## Supplied material
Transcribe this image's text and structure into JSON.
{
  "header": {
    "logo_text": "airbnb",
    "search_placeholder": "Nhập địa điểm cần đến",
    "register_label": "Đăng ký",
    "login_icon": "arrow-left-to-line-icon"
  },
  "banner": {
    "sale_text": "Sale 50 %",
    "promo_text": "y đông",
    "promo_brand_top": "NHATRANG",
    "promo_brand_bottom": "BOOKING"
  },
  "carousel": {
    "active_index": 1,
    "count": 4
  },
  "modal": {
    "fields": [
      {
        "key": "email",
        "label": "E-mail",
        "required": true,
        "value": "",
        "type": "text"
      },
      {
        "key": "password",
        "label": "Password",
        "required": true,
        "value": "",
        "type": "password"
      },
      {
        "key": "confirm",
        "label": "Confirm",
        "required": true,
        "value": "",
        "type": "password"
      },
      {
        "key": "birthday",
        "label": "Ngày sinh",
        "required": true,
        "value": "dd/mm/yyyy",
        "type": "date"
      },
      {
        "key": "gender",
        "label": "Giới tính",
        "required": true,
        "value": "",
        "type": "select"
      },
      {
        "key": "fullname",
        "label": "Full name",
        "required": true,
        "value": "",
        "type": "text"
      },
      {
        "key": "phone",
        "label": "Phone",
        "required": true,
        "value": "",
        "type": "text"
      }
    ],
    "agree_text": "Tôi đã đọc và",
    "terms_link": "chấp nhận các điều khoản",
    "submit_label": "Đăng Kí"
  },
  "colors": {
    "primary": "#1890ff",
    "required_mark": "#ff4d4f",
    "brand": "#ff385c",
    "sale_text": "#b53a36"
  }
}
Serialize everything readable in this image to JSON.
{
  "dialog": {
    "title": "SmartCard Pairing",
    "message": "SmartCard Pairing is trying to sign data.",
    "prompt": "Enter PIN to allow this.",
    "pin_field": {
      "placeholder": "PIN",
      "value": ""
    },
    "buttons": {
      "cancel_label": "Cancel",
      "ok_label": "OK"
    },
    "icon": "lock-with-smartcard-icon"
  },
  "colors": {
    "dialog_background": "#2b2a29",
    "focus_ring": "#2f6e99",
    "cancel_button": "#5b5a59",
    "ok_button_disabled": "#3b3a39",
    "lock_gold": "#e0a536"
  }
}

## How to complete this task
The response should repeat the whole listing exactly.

## Written solution
Transcribe this image's text and structure into JSON.
{
  "header": {
    "logo_text": "airbnb",
    "search_placeholder": "Nhập địa điểm cần đến",
    "register_label": "Đăng ký",
    "login_icon": "arrow-left-to-line-icon"
  },
  "banner": {
    "sale_text": "Sale 50 %",
    "promo_text": "y đông",
    "promo_brand_top": "NHATRANG",
    "promo_brand_bottom": "BOOKING"
  },
  "carousel": {
    "active_index": 1,
    "count": 4
  },
  "modal": {
    "fields": [
      {
        "key": "email",
        "label": "E-mail",
        "required": true,
        "value": "",
        "type": "text"
      },
      {
        "key": "password",
        "label": "Password",
        "required": true,
        "value": "",
        "type": "password"
      },
      {
        "key": "confirm",
        "label": "Confirm",
        "required": true,
        "value": "",
        "type": "password"
      },
      {
        "key": "birthday",
        "label": "Ngày sinh",
        "required": true,
        "value": "dd/mm/yyyy",
        "type": "date"
      },
      {
        "key": "gender",
        "label": "Giới tính",
        "required": true,
        "value": "",
        "type": "select"
      },
      {
        "key": "fullname",
        "label": "Full name",
        "required": true,
        "value": "",
        "type": "text"
      },
      {
        "key": "phone",
        "label": "Phone",
        "required": true,
        "value": "",
        "type": "text"
      }
    ],
    "agree_text": "Tôi đã đọc và",
    "terms_link": "chấp nhận các điều khoản",
    "submit_label": "Đăng Kí"
  },
  "colors": {
    "primary": "#1890ff",
    "required_mark": "#ff4d4f",
    "brand": "#ff385c",
    "sale_text": "#b53a36"
  }
}
Serialize everything readable in this image to JSON.
{
  "dialog": {
    "title": "SmartCard Pairing",
    "message": "SmartCard Pairing is trying to sign data.",
    "prompt": "Enter PIN to allow this.",
    "pin_field": {
      "placeholder": "PIN",
      "value": ""
    },
    "buttons": {
      "cancel_label": "Cancel",
      "ok_label": "OK"
    },
    "icon": "lock-with-smartcard-icon"
  },
  "colors": {
    "dialog_background": "#2b2a29",
    "focus_ring": "#2f6e99",
    "cancel_button": "#5b5a59",
    "ok_button_disabled": "#3b3a39",
    "lock_gold": "#e0a536"
  }
}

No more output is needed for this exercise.